Vice-Principal Of S.Korea School In Ferry Disaster Commits Suicide
The vice-principal of a South Korean high school who accompanied hundreds of pupils on a ferry that capsized has committed suicide, police said on Friday, as hopes faded of finding any of the 268 missing alive. The Sewol, carrying 475 passengers and crew, capsized on Wednesday on a journey from the port of Incheon to the southern holiday island of Jeju. Kang Min-gyu, 52, had been missing since Thursday. He appeared to have hanged himself with his belt from a tree outside a gym in the port city of Jindo where relatives of the people missing on the ship, mostly children from the school, were gathered. Police said Kang did not leave a suicide note and that they started looking for him after he was reported missing by a fellow teacher. He was rescued from the ferry after it capsized.
Crewman Claims Ferry Captain "Rushed Back To Bridge"
The captain of a South Korean ferry that capsized two days ago rushed back to the bridge after it started listing severely and tried in vain to right the vessel, one of the helmsmen on the ship said on Friday. A junior officer was steering the Sewol ferry when it capsized on Wednesday, leaving 28 people officially declared dead and 268 missing, almost all of them high school students. Divers are fighting strong tides and murky waters to get to the sunken ship but hopes are fading of finding any of the missing alive. "I'm not sure where the captain was before the accident. However right after the accident, I saw him rushing back into the steering house ahead of me," said Oh Young-seok, one of the helmsmen on the ship who was off duty and resting at the time.
Life Rafts Not Functioning On Sunk Ferry's Sister Ship
South Korean investigators said on Friday that life rafts and escape chutes on a sister ship to a sunken ferry were not working properly. The Sewol ferry, weighing almost 7,000 tons, sank on a routine trip from the port of Incheon, near Seoul, to the southern holiday island of Jeju. Investigations are focused on human error and mechanical failure. More than 300 people, most of them students and teachers from the Danwon High School near Seoul, are dead or missing presumed dead after the April 16 disaster. The confirmed death toll on Friday was 181.
Korea Ferry Disaster Points Up Cronyism
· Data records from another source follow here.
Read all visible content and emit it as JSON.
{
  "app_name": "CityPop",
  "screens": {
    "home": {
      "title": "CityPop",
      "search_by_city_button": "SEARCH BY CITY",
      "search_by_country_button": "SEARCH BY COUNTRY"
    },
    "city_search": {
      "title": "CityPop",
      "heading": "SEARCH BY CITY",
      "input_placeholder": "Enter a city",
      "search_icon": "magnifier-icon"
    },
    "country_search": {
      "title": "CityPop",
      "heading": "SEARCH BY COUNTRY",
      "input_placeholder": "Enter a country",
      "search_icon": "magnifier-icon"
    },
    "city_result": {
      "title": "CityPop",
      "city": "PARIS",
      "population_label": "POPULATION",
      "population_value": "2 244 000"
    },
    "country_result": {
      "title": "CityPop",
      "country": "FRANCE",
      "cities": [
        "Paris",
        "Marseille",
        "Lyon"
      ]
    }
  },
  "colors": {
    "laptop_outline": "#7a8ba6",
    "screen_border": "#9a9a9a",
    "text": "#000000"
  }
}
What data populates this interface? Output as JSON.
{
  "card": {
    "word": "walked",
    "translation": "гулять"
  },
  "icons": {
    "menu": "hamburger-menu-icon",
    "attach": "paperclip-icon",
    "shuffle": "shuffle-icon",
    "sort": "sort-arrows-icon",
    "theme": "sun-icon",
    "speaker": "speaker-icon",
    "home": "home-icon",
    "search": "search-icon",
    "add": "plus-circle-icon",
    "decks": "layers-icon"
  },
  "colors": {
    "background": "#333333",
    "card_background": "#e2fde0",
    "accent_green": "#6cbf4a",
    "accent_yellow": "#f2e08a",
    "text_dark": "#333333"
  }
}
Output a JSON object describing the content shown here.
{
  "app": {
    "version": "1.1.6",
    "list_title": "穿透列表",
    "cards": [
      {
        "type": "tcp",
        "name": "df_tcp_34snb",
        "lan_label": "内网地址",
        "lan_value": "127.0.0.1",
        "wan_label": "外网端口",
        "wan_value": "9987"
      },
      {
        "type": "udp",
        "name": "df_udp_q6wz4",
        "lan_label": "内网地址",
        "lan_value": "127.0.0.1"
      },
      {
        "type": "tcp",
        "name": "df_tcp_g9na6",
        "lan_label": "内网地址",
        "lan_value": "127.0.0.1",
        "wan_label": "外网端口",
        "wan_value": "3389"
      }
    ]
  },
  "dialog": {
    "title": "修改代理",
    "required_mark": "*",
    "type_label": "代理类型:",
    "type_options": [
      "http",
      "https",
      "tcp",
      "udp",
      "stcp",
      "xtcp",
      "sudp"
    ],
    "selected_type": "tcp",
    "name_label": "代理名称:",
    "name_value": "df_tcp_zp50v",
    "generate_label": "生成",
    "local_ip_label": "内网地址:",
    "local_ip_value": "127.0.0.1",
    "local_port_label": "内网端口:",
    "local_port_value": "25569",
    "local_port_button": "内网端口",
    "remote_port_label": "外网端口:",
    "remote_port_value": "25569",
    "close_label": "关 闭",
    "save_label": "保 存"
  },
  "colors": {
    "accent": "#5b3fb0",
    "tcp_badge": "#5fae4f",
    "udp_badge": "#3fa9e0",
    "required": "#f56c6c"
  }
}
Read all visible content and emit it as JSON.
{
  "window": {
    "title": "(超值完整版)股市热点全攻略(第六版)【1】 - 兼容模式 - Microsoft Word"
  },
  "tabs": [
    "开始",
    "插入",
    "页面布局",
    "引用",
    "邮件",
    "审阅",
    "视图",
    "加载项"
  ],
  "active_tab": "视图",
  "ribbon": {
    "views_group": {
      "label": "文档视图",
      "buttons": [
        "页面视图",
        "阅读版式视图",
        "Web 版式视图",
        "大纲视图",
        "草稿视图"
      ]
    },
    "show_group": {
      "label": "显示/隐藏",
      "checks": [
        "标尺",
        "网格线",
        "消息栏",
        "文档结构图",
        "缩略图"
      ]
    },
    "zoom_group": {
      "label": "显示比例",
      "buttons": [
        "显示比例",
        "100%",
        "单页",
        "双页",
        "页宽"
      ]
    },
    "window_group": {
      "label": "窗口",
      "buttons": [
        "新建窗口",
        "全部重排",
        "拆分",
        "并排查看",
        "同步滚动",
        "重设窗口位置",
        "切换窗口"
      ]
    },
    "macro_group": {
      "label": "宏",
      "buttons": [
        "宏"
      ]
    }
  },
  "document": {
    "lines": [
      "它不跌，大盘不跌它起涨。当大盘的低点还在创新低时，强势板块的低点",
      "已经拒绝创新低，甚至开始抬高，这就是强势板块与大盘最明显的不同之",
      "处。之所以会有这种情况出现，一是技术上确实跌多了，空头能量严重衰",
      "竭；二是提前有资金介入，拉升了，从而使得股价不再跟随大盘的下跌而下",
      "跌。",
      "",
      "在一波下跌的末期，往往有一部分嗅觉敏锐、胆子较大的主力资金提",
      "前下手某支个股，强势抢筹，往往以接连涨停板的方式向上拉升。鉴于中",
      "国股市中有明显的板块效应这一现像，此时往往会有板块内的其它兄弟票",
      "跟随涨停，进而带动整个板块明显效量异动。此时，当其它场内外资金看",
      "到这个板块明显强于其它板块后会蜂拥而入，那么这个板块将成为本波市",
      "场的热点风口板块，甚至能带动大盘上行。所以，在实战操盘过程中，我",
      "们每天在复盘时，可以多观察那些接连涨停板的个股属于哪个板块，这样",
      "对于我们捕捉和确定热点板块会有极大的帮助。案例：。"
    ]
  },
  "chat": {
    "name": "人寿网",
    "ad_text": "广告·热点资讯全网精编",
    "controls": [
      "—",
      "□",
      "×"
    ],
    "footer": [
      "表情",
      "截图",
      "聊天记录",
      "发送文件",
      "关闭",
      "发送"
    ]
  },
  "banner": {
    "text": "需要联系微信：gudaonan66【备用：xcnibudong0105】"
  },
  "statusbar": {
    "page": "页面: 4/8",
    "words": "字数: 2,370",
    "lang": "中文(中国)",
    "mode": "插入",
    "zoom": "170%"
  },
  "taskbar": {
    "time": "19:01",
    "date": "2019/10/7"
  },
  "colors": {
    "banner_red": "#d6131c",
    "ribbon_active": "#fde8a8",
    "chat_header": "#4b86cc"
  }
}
A culture of cosy personal ties that can blur the lines between businesses and those regulating them, of profit over safety, and soft courts is in focus as South Korea demands answers over the sinking of a ferry with the loss of more than 300 lives, mainly high school students. Prosecutors are investigating two shipping trade organisations responsible for vessel safety checks and for certifying ships that operate in domestic waters. Two officials at the Korea Shipping Association…